A Student Idea on the Guild website has proposed that the university should introduce compulsory staff training for mental health, with the intention to improve student-staff relationships through knowing how to deal with its effects on learning.
The anonymous student who proposed the idea claimed that they were influenced by Exeposé’s investigation into mitigation policies in Issue 658. They argued that on the basis of the disclosures in the article, “it is clear that many staff members (especially in academia) do not have a basic understanding of mental health”, but that this could be improved by training staff to handle their students’ mental health difficulties. One student commented “It can be very difficult talking to staff who have little understanding of mental health, you get some very strange / unhelpful answers. For those who have less common things than depression, it must be so much harder.”
“it is clear that many staff members do not have a basic understanding of mental health”
The poll closed on the 17 November 2016, with the majority voting in agreement, only 11 voters in disagreement, and one person neutral. The University has informed Exeposé that staff mental health training has already been intoduced in a module created by the Academic Development Team, who have worked closely with Wellbeing Services.
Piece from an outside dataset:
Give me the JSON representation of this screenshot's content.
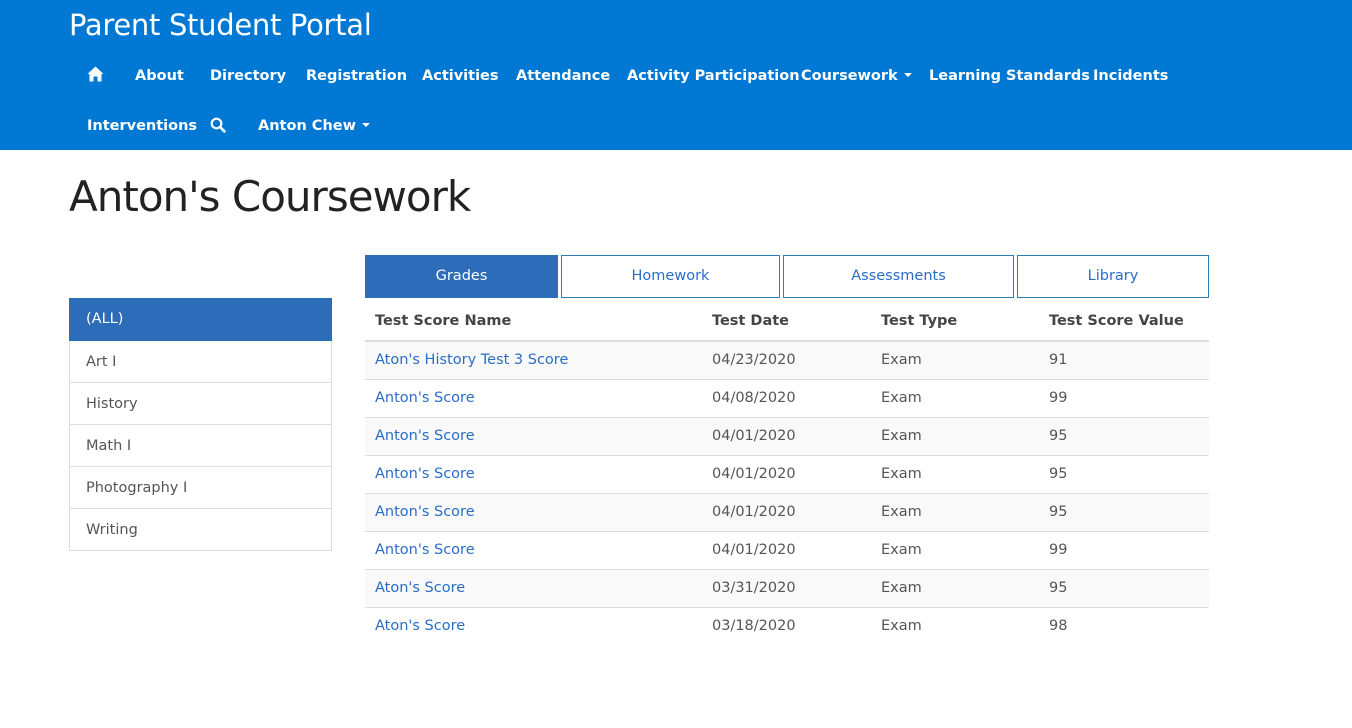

The module, ‘Supporting Students: Mental Health, Wellbeing, and the HWSS Procedure’, is created for personal/ academic or senior tutors, but it is also relevant to all staff who are teaching, supervising or supporting students’ learning, whether they are academics or Professional Services staff. It gives advice for staff on signposting students to other services and guidance on the Health, Wellbeing and Support for Study procedure.
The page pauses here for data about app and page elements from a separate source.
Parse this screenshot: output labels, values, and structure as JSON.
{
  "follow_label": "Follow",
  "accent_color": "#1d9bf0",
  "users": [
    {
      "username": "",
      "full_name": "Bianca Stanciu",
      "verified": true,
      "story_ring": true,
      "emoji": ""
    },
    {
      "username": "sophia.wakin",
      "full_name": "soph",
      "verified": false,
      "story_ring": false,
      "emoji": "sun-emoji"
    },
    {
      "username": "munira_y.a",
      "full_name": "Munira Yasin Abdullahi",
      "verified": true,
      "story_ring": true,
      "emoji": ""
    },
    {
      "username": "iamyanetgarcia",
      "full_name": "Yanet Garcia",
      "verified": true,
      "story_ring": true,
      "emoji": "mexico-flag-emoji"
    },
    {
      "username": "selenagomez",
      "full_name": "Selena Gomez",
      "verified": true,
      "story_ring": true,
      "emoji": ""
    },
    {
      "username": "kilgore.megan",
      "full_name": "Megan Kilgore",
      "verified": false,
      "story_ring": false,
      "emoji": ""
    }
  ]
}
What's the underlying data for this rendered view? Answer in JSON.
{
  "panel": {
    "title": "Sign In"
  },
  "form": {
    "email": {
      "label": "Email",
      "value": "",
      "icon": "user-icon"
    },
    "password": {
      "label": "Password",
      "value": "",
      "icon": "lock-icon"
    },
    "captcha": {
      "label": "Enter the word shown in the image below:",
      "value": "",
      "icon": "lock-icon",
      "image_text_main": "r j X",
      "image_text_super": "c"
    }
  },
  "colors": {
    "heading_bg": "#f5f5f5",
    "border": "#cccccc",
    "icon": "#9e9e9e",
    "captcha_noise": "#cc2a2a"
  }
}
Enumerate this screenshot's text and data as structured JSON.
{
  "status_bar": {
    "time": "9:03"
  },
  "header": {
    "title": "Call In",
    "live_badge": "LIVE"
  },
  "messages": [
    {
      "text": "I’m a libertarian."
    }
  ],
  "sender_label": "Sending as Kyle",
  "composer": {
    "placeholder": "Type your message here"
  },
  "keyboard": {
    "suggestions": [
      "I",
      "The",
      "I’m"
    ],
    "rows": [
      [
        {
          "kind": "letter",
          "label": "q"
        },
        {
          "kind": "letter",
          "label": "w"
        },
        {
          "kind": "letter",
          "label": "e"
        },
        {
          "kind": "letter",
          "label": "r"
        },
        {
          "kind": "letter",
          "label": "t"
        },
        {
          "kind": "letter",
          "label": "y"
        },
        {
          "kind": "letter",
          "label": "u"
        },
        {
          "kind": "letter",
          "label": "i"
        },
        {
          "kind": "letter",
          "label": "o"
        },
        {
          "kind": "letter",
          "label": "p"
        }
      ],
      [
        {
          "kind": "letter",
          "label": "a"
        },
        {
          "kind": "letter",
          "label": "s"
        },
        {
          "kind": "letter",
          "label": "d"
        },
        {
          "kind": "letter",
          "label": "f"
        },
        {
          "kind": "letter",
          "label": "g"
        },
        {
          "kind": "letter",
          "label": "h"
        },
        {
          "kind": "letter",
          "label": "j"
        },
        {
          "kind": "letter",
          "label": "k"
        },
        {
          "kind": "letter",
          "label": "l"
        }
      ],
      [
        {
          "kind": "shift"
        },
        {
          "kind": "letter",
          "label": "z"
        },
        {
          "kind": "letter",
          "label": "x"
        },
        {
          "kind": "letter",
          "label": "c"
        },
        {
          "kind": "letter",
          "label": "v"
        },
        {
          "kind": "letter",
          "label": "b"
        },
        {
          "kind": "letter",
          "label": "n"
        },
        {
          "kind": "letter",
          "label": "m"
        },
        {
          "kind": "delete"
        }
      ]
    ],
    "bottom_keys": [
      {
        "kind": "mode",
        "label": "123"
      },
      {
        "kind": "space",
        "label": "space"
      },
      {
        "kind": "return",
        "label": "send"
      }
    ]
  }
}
This module is being led by Professor Wendy Robinson, Academic Dean for Students and Dean of the Faculty of Taught Programmes; it also has the full endorsement of the Students’ Guild and of FXU.
Professor Robinson said: “This module is a useful and relevant resource for staff at the University of Exeter, to help us all to ensure that students are given the best possible support during their time with us. It is absolutely vital that staff are able to support students, and that they also feel supported themselves.
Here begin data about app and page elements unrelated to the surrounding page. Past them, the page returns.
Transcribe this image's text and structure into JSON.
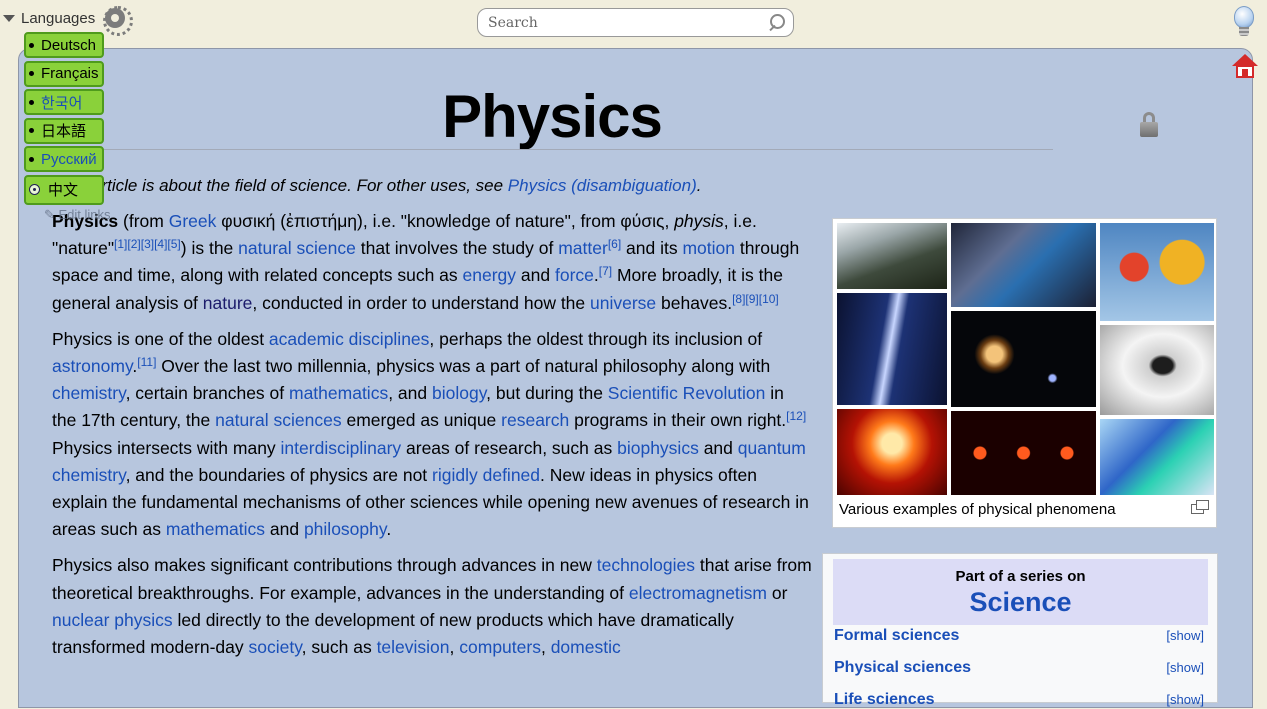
{
  "topbar": {
    "languages_label": "Languages",
    "search_placeholder": "Search"
  },
  "page": {
    "title": "Physics",
    "hatnote_text": "is article is about the field of science. For other uses, see ",
    "hatnote_link": "Physics (disambiguation)",
    "hatnote_end": "."
  },
  "languages": [
    {
      "label": "Deutsch",
      "color": "black"
    },
    {
      "label": "Français",
      "color": "black"
    },
    {
      "label": "한국어",
      "color": "blue"
    },
    {
      "label": "日本語",
      "color": "black"
    },
    {
      "label": "Русский",
      "color": "blue"
    },
    {
      "label": "中文",
      "color": "black"
    }
  ],
  "edit_links": "Edit links",
  "article": {
    "p1": [
      {
        "t": "Physics",
        "b": true
      },
      {
        "t": " (from "
      },
      {
        "t": "Greek",
        "l": true
      },
      {
        "t": " φυσική (ἐπιστήμη), i.e. \"knowledge of nature\", from φύσις, "
      },
      {
        "t": "physis",
        "i": true
      },
      {
        "t": ", i.e. \"nature\""
      },
      {
        "t": "[1][2][3][4][5]",
        "s": true
      },
      {
        "t": ") is the "
      },
      {
        "t": "natural science",
        "l": true
      },
      {
        "t": " that involves the study of "
      },
      {
        "t": "matter",
        "l": true
      },
      {
        "t": "[6]",
        "s": true
      },
      {
        "t": " and its "
      },
      {
        "t": "motion",
        "l": true
      },
      {
        "t": " through space and time, along with related concepts such as "
      },
      {
        "t": "energy",
        "l": true
      },
      {
        "t": " and "
      },
      {
        "t": "force",
        "l": true
      },
      {
        "t": ".",
        "pl": true
      },
      {
        "t": "[7]",
        "s": true
      },
      {
        "t": " More broadly, it is the general analysis of "
      },
      {
        "t": "nature",
        "l": true,
        "v": true
      },
      {
        "t": ", conducted in order to understand how the "
      },
      {
        "t": "universe",
        "l": true
      },
      {
        "t": " behaves."
      },
      {
        "t": "[8][9][10]",
        "s": true
      }
    ],
    "p2": [
      {
        "t": "Physics is one of the oldest "
      },
      {
        "t": "academic disciplines",
        "l": true
      },
      {
        "t": ", perhaps the oldest through its inclusion of "
      },
      {
        "t": "astronomy",
        "l": true
      },
      {
        "t": "."
      },
      {
        "t": "[11]",
        "s": true
      },
      {
        "t": " Over the last two millennia, physics was a part of natural philosophy along with "
      },
      {
        "t": "chemistry",
        "l": true
      },
      {
        "t": ", certain branches of "
      },
      {
        "t": "mathematics",
        "l": true
      },
      {
        "t": ", and "
      },
      {
        "t": "biology",
        "l": true
      },
      {
        "t": ", but during the "
      },
      {
        "t": "Scientific Revolution",
        "l": true
      },
      {
        "t": " in the 17th century, the "
      },
      {
        "t": "natural sciences",
        "l": true
      },
      {
        "t": " emerged as unique "
      },
      {
        "t": "research",
        "l": true
      },
      {
        "t": " programs in their own right."
      },
      {
        "t": "[12]",
        "s": true
      },
      {
        "t": " Physics intersects with many "
      },
      {
        "t": "interdisciplinary",
        "l": true
      },
      {
        "t": " areas of research, such as "
      },
      {
        "t": "biophysics",
        "l": true
      },
      {
        "t": " and "
      },
      {
        "t": "quantum chemistry",
        "l": true
      },
      {
        "t": ", and the boundaries of physics are not "
      },
      {
        "t": "rigidly defined",
        "l": true
      },
      {
        "t": ". New ideas in physics often explain the fundamental mechanisms of other sciences while opening new avenues of research in areas such as "
      },
      {
        "t": "mathematics",
        "l": true
      },
      {
        "t": " and "
      },
      {
        "t": "philosophy",
        "l": true
      },
      {
        "t": "."
      }
    ],
    "p3": [
      {
        "t": "Physics also makes significant contributions through advances in new "
      },
      {
        "t": "technologies",
        "l": true
      },
      {
        "t": " that arise from theoretical breakthroughs. For example, advances in the understanding of "
      },
      {
        "t": "electromagnetism",
        "l": true
      },
      {
        "t": " or "
      },
      {
        "t": "nuclear physics",
        "l": true
      },
      {
        "t": " led directly to the development of new products which have dramatically transformed modern-day "
      },
      {
        "t": "society",
        "l": true
      },
      {
        "t": ", such as "
      },
      {
        "t": "television",
        "l": true
      },
      {
        "t": ", "
      },
      {
        "t": "computers",
        "l": true
      },
      {
        "t": ", "
      },
      {
        "t": "domestic",
        "l": true
      }
    ]
  },
  "infobox": {
    "caption": "Various examples of physical phenomena"
  },
  "series": {
    "part_of": "Part of a series on",
    "name": "Science",
    "rows": [
      {
        "label": "Formal sciences",
        "action": "[show]"
      },
      {
        "label": "Physical sciences",
        "action": "[show]"
      },
      {
        "label": "Life sciences",
        "action": "[show]"
      }
    ]
  },
  "colors": {
    "link": "#1a4fb8",
    "frame_bg": "#b7c6de",
    "chrome_bg": "#f1eedd",
    "lang_green": "#8ad13a"
  }
}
“It is now an essential requirement for people in many academic roles to take this module. So far feedback has been very positive, and Academic Development is continuing to look at ways to improve it.”
Alec James, VP Welfare & Diversity, said: “Mental health training for tutors was a key priority on my manifesto. After a number of meetings with the Academic Development team raising mental health training as a priority for tutors, myself and Tom Murray-Richards from FXU were given the opportunity to feed into a training resource for tutors.
“I am delighted that we now have this training resource. The module content is fantastic, early feedback has been good and I hope it makes a big difference.”